Rawtune, a 4-piece reggae group continued to feed tunes to listeners during their first on-campus performance. This particular performance was exciting for the group because three of the members are alumni and their drummer, Matt Pintauro, graphic design major will be graduating in May. Their connection with the audience was through improvisational song writing. Rawtune asked the crowd to pick a key signature for them to use to write and perform a quick song on stage.
Kind Dub is a lifestyle brand created by fourth-year students Corey Clarke and Nick Arsenault. Kind Dub is more than a rap group; the two plan to expand the brand’s clothing, snowboard lines, and digital media capabilities.
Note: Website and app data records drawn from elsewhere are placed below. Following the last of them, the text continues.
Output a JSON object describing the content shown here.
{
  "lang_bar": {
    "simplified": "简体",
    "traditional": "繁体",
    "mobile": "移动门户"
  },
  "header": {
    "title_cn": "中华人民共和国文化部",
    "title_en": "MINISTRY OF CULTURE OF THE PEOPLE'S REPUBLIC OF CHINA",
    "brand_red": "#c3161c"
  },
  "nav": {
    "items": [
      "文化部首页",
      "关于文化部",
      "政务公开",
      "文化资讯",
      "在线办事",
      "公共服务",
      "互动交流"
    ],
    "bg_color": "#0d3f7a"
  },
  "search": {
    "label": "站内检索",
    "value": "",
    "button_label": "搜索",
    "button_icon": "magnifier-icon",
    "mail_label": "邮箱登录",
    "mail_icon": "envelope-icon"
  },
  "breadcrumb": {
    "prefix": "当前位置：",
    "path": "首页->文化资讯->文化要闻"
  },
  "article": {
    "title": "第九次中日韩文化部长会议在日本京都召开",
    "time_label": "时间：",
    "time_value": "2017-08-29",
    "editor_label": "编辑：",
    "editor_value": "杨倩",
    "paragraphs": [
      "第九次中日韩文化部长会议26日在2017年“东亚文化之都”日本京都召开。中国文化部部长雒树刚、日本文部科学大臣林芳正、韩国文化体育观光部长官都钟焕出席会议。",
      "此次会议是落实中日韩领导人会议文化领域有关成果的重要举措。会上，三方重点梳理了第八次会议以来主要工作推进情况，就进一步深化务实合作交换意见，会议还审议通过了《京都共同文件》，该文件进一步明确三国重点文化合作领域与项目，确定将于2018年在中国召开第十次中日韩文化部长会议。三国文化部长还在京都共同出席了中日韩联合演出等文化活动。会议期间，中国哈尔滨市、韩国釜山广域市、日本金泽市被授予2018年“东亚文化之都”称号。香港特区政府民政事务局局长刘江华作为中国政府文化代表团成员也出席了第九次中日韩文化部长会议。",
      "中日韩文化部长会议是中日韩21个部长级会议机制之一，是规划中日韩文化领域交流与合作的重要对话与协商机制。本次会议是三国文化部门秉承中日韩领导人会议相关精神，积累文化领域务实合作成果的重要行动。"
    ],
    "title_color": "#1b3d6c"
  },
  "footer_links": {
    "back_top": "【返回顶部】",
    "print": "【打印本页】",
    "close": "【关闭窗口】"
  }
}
Clarke and Arsenault kicked up the energy for the night, including guitar and a guest saxophone player to go spice up their lyrical flow.
By the time the headliner came on stage, the energy from the crowd at the front of the stage was at its peak.
The headlining act, NoCoast, is a rap collective with 11 members, led by third-year, theater major Kent Washington.The energy in the room was intoxicating; together the crowd danced, moshed, and recited lyrics.
“I love [Ramchella] because it promotes entrepreneurship, it promotes local talent, local businesses, and local movements, and we need those platforms as artists to get our artistry out,” Washington commented.
Over the past two years they have performing, they have quickly gained momentum in the Northern Colorado music scene playing various underground festivals and opening for nationally-touring acts such as Hopsin and Flatbush Zombies. Similar to Kind Dub, they define themselves as a growing company. They create produce graphic designs and videos in addition to their music.
Fourth-year students, Taz Arguello and Diego Felix were in the unique position of coordinating Ramchella as well as performing in it. Arguello, a YPO board member, has thought about the project for years, but didn’t have all the necessary resources come into place until last year. Lineup changes and financial concerns forced to be rescheduled from its original date of September 25th, 2015. Communications major, Khalil Perkins was chosen to host Ramchella based on his comedic hosting skills at the Clash of the Titans event, a rap battle put on by United Men of Color and ASCSU.
“Events like this make me wanna work harder,” Perkins said. “It’s awesome to see so many dedicated individuals put their energy into doing this event, especially with the stress of college.”
Photos by: Dominic Fante
Collegian Reporter Dominic Fante can be reached online at email@example.com.